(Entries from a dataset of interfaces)
────────
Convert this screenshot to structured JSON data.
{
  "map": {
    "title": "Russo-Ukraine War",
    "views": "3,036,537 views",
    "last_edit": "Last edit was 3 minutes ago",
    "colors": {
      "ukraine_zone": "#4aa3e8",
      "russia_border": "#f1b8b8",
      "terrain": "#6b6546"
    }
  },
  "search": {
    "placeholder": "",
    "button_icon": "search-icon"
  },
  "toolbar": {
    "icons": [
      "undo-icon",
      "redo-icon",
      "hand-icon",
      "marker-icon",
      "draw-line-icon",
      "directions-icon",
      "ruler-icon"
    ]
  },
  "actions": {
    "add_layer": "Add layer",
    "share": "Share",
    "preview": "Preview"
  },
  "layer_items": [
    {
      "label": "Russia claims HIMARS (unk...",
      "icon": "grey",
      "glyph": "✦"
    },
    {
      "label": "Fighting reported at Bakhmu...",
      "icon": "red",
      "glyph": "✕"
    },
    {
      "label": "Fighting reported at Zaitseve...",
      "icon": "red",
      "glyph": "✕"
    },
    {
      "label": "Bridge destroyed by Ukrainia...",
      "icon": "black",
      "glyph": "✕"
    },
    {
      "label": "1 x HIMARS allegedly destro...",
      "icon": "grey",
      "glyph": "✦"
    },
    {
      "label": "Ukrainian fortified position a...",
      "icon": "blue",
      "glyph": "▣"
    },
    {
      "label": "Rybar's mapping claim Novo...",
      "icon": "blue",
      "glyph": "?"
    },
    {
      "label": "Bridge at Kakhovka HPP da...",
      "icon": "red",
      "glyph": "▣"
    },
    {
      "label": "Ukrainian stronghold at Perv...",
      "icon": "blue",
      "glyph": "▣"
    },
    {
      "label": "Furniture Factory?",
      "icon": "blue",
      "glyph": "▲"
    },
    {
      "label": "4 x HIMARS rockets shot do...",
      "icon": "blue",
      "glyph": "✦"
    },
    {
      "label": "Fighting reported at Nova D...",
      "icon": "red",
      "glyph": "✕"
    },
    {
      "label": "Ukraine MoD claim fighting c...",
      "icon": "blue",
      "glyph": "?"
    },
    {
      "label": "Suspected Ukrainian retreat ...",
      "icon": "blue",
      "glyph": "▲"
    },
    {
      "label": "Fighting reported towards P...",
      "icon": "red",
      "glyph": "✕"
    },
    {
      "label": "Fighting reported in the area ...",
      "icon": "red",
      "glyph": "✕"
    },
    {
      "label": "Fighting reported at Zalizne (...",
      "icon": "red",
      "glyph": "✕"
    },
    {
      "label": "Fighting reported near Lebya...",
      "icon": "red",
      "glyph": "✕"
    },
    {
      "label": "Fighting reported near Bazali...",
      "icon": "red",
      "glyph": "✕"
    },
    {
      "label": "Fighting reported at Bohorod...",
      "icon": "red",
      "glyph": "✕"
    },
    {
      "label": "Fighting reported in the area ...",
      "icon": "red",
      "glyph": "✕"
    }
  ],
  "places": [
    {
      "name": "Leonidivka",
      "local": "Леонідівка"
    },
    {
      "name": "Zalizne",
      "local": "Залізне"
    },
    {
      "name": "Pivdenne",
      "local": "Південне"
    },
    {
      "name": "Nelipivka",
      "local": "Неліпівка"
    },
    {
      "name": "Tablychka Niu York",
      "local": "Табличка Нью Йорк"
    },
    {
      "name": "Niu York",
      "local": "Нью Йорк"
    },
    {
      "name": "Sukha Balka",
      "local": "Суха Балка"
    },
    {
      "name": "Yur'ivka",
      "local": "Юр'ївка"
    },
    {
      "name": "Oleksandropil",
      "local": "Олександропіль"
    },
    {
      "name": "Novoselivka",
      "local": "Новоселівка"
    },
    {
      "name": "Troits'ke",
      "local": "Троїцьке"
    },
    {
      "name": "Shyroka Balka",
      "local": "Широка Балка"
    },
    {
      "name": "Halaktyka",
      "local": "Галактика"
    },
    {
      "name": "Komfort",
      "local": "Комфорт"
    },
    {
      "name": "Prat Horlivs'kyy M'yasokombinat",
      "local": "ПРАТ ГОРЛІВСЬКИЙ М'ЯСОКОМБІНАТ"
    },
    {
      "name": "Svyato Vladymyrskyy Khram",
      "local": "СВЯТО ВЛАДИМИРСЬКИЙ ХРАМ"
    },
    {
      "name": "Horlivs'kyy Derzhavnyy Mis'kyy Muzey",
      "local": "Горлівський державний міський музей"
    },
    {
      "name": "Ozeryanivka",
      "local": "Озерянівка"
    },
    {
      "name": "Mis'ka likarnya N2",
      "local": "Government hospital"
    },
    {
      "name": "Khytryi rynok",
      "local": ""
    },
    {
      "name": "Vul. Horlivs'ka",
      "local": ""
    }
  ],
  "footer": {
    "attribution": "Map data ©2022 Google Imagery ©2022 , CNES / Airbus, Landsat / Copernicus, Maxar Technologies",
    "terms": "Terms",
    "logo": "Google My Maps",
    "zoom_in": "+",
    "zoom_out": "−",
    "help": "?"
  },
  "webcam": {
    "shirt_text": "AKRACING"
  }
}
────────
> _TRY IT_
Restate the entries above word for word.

> _EXERCISE ANSWER_
Convert this screenshot to structured JSON data.
{
  "map": {
    "title": "Russo-Ukraine War",
    "views": "3,036,537 views",
    "last_edit": "Last edit was 3 minutes ago",
    "colors": {
      "ukraine_zone": "#4aa3e8",
      "russia_border": "#f1b8b8",
      "terrain": "#6b6546"
    }
  },
  "search": {
    "placeholder": "",
    "button_icon": "search-icon"
  },
  "toolbar": {
    "icons": [
      "undo-icon",
      "redo-icon",
      "hand-icon",
      "marker-icon",
      "draw-line-icon",
      "directions-icon",
      "ruler-icon"
    ]
  },
  "actions": {
    "add_layer": "Add layer",
    "share": "Share",
    "preview": "Preview"
  },
  "layer_items": [
    {
      "label": "Russia claims HIMARS (unk...",
      "icon": "grey",
      "glyph": "✦"
    },
    {
      "label": "Fighting reported at Bakhmu...",
      "icon": "red",
      "glyph": "✕"
    },
    {
      "label": "Fighting reported at Zaitseve...",
      "icon": "red",
      "glyph": "✕"
    },
    {
      "label": "Bridge destroyed by Ukrainia...",
      "icon": "black",
      "glyph": "✕"
    },
    {
      "label": "1 x HIMARS allegedly destro...",
      "icon": "grey",
      "glyph": "✦"
    },
    {
      "label": "Ukrainian fortified position a...",
      "icon": "blue",
      "glyph": "▣"
    },
    {
      "label": "Rybar's mapping claim Novo...",
      "icon": "blue",
      "glyph": "?"
    },
    {
      "label": "Bridge at Kakhovka HPP da...",
      "icon": "red",
      "glyph": "▣"
    },
    {
      "label": "Ukrainian stronghold at Perv...",
      "icon": "blue",
      "glyph": "▣"
    },
    {
      "label": "Furniture Factory?",
      "icon": "blue",
      "glyph": "▲"
    },
    {
      "label": "4 x HIMARS rockets shot do...",
      "icon": "blue",
      "glyph": "✦"
    },
    {
      "label": "Fighting reported at Nova D...",
      "icon": "red",
      "glyph": "✕"
    },
    {
      "label": "Ukraine MoD claim fighting c...",
      "icon": "blue",
      "glyph": "?"
    },
    {
      "label": "Suspected Ukrainian retreat ...",
      "icon": "blue",
      "glyph": "▲"
    },
    {
      "label": "Fighting reported towards P...",
      "icon": "red",
      "glyph": "✕"
    },
    {
      "label": "Fighting reported in the area ...",
      "icon": "red",
      "glyph": "✕"
    },
    {
      "label": "Fighting reported at Zalizne (...",
      "icon": "red",
      "glyph": "✕"
    },
    {
      "label": "Fighting reported near Lebya...",
      "icon": "red",
      "glyph": "✕"
    },
    {
      "label": "Fighting reported near Bazali...",
      "icon": "red",
      "glyph": "✕"
    },
    {
      "label": "Fighting reported at Bohorod...",
      "icon": "red",
      "glyph": "✕"
    },
    {
      "label": "Fighting reported in the area ...",
      "icon": "red",
      "glyph": "✕"
    }
  ],
  "places": [
    {
      "name": "Leonidivka",
      "local": "Леонідівка"
    },
    {
      "name": "Zalizne",
      "local": "Залізне"
    },
    {
      "name": "Pivdenne",
      "local": "Південне"
    },
    {
      "name": "Nelipivka",
      "local": "Неліпівка"
    },
    {
      "name": "Tablychka Niu York",
      "local": "Табличка Нью Йорк"
    },
    {
      "name": "Niu York",
      "local": "Нью Йорк"
    },
    {
      "name": "Sukha Balka",
      "local": "Суха Балка"
    },
    {
      "name": "Yur'ivka",
      "local": "Юр'ївка"
    },
    {
      "name": "Oleksandropil",
      "local": "Олександропіль"
    },
    {
      "name": "Novoselivka",
      "local": "Новоселівка"
    },
    {
      "name": "Troits'ke",
      "local": "Троїцьке"
    },
    {
      "name": "Shyroka Balka",
      "local": "Широка Балка"
    },
    {
      "name": "Halaktyka",
      "local": "Галактика"
    },
    {
      "name": "Komfort",
      "local": "Комфорт"
    },
    {
      "name": "Prat Horlivs'kyy M'yasokombinat",
      "local": "ПРАТ ГОРЛІВСЬКИЙ М'ЯСОКОМБІНАТ"
    },
    {
      "name": "Svyato Vladymyrskyy Khram",
      "local": "СВЯТО ВЛАДИМИРСЬКИЙ ХРАМ"
    },
    {
      "name": "Horlivs'kyy Derzhavnyy Mis'kyy Muzey",
      "local": "Горлівський державний міський музей"
    },
    {
      "name": "Ozeryanivka",
      "local": "Озерянівка"
    },
    {
      "name": "Mis'ka likarnya N2",
      "local": "Government hospital"
    },
    {
      "name": "Khytryi rynok",
      "local": ""
    },
    {
      "name": "Vul. Horlivs'ka",
      "local": ""
    }
  ],
  "footer": {
    "attribution": "Map data ©2022 Google Imagery ©2022 , CNES / Airbus, Landsat / Copernicus, Maxar Technologies",
    "terms": "Terms",
    "logo": "Google My Maps",
    "zoom_in": "+",
    "zoom_out": "−",
    "help": "?"
  },
  "webcam": {
    "shirt_text": "AKRACING"
  }
}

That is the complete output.